Great. That is all I wanted to be growing up. The specific medium of greatness didn't matter; I just wanted to reach that level.
Whether it was for the fame, the recognition, the feeling of accomplishment, whatever it was, I wanted it. Naturally, sports were the first realm of greatness that attracted me, so I thought I might achieve it through there.
Failure was not an option. In middle school, I would go to the track on the weekends and run more sprints for football. In high school, I was doing air squats in my bedroom and using our backyard stairs for agility drills.
Being named an All-State running back, I was successful enough to be recruited by division 1 schools. I decided to attend the United States Military Academy at West Point. Maybe not the greatest school for NFL aspirations when I arrived, but a long history of great people who attended appealed to me. I continued the grind, doing extra footwork and agility drills with the other running backs. Whenever I had free time I was watching the highlights of Walter Payton, Barry Sanders, Reggie Bush, Stephen Jackson; any great running back. I would visualize and practice their moves.
I worked hard enough to earn All-Independent (West Point Football is not in a conference) and Academic All American honors as a junior and a finalist for the Bill Campbell Trophy as a senior.
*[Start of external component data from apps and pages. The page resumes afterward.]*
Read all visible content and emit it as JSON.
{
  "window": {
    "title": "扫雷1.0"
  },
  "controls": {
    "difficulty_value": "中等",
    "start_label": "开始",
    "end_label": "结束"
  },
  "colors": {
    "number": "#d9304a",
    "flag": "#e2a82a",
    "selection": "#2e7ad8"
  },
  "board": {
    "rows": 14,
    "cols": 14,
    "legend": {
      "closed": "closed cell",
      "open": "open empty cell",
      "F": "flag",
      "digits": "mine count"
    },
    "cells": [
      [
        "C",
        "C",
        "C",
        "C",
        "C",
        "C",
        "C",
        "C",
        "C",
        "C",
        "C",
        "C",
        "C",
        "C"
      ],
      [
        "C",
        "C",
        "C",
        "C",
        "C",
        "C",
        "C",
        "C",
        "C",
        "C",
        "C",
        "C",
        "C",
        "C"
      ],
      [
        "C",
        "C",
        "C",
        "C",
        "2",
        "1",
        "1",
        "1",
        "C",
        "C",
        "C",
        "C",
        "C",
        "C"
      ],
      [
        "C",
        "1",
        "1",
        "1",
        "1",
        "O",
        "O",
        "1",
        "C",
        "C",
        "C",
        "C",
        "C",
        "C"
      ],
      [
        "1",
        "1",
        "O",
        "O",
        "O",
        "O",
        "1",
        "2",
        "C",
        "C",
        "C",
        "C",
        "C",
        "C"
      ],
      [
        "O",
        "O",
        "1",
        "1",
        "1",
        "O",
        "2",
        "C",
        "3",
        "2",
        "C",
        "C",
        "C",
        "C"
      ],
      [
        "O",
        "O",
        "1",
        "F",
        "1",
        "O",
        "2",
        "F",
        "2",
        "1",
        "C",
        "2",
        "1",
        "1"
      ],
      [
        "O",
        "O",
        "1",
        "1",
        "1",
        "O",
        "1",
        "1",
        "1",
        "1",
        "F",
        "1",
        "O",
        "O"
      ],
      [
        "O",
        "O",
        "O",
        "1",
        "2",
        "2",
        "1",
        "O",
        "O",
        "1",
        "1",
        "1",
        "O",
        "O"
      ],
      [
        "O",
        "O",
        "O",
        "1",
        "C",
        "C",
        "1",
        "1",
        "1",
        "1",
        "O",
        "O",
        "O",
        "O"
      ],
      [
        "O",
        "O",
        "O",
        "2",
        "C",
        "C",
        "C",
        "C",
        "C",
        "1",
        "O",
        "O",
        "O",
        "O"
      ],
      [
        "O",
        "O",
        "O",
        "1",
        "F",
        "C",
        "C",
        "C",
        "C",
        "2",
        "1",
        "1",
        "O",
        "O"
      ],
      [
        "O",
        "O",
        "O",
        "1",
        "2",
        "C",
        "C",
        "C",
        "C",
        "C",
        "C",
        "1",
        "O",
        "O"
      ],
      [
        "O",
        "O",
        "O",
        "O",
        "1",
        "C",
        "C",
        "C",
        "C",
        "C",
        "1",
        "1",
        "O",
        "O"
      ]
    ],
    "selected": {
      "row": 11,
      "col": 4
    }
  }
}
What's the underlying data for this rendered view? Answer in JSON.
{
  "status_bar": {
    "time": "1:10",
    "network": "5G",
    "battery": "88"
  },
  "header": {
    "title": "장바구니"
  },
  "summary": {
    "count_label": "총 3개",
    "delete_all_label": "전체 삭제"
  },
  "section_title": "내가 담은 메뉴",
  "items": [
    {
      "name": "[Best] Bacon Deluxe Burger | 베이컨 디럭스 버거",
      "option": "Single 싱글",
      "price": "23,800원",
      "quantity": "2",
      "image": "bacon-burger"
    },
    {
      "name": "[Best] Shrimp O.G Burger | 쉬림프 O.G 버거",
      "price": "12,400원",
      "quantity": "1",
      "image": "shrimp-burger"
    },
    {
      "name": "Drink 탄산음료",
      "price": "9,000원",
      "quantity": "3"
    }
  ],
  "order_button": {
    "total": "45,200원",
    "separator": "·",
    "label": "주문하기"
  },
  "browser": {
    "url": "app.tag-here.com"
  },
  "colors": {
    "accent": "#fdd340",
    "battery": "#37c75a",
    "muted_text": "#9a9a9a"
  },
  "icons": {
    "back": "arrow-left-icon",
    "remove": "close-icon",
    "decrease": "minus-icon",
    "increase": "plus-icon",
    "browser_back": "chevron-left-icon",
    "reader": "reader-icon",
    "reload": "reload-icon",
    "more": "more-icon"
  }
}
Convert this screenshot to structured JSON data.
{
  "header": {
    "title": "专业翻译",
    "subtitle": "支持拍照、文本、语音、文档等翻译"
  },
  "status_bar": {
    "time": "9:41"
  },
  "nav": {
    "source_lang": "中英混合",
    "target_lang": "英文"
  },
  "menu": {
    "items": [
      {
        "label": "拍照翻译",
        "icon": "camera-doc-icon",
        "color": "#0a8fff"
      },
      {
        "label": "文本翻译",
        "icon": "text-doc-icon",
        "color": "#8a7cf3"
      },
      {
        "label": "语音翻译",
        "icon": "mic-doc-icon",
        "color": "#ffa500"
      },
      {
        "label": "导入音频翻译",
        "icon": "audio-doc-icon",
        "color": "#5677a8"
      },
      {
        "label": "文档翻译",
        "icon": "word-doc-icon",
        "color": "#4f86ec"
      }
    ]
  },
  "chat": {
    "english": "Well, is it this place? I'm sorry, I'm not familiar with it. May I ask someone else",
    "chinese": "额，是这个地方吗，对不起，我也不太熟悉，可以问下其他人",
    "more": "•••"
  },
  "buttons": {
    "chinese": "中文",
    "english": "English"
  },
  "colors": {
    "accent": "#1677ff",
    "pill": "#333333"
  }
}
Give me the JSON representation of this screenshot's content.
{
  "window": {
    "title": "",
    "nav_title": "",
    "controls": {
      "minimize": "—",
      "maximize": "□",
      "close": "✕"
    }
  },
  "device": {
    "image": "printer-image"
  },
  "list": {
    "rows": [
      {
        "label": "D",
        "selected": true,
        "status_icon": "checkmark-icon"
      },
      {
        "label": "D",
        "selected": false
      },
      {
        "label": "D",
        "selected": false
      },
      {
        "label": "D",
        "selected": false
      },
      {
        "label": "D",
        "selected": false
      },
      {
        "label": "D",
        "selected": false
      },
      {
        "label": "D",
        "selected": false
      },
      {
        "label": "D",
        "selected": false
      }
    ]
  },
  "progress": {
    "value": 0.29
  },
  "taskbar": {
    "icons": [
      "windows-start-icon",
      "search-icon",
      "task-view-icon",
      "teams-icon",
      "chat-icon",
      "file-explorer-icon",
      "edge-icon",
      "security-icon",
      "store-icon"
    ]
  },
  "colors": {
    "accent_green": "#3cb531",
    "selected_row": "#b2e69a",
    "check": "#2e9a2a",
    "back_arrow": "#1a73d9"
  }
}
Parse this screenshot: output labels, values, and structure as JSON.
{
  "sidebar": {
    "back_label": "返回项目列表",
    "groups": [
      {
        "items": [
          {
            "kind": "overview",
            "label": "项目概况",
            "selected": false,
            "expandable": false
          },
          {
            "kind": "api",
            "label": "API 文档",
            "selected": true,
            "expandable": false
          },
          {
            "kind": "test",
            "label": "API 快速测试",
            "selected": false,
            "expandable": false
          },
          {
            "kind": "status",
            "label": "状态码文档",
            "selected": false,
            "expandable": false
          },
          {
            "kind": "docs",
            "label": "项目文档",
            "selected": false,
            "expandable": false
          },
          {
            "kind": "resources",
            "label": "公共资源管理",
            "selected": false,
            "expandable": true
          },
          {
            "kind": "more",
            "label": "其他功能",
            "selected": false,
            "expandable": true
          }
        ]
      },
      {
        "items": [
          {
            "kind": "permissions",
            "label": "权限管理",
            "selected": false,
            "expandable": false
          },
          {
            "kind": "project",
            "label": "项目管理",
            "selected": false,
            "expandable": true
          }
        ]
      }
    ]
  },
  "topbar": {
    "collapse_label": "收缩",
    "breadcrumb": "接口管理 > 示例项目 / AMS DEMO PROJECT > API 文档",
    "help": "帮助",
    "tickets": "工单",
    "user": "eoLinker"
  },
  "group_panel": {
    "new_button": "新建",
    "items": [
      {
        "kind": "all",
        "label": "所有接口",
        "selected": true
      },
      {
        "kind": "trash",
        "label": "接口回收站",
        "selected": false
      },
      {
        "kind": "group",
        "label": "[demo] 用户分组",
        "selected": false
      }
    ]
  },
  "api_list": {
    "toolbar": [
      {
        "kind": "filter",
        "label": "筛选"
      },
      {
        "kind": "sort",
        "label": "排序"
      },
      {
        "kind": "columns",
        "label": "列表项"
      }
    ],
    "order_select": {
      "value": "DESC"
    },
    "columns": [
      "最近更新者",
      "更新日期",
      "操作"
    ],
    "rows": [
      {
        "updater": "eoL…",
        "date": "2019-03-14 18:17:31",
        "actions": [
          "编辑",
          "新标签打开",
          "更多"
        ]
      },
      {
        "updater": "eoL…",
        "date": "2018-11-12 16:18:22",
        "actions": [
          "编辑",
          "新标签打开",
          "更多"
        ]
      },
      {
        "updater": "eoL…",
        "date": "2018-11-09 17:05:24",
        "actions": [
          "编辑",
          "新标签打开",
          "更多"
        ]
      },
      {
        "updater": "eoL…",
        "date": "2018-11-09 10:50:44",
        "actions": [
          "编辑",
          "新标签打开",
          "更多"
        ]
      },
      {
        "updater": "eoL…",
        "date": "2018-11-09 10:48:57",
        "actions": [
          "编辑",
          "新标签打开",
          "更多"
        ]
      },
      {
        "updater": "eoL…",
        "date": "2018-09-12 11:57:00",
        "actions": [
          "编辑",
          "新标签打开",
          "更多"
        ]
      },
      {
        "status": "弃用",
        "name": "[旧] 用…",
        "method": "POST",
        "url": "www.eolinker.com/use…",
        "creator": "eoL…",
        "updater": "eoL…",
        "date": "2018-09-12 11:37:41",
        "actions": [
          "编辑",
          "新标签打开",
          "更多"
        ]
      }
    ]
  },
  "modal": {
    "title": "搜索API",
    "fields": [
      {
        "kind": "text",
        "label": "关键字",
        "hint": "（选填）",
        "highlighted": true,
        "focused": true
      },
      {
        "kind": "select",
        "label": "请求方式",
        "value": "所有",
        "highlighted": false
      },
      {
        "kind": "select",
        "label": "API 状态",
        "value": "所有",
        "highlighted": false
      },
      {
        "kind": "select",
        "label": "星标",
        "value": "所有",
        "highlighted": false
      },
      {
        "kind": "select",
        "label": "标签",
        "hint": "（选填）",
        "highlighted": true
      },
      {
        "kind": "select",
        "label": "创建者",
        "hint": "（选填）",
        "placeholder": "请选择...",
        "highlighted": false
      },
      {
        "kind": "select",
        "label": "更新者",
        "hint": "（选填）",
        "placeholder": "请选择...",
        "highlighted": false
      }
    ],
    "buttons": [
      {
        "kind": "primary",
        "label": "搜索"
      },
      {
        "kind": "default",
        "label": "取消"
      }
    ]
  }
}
My college career culminated with a pro day where the Jets attended, and I had a phone call with the Falcons.
That was it, my whole life as I saw it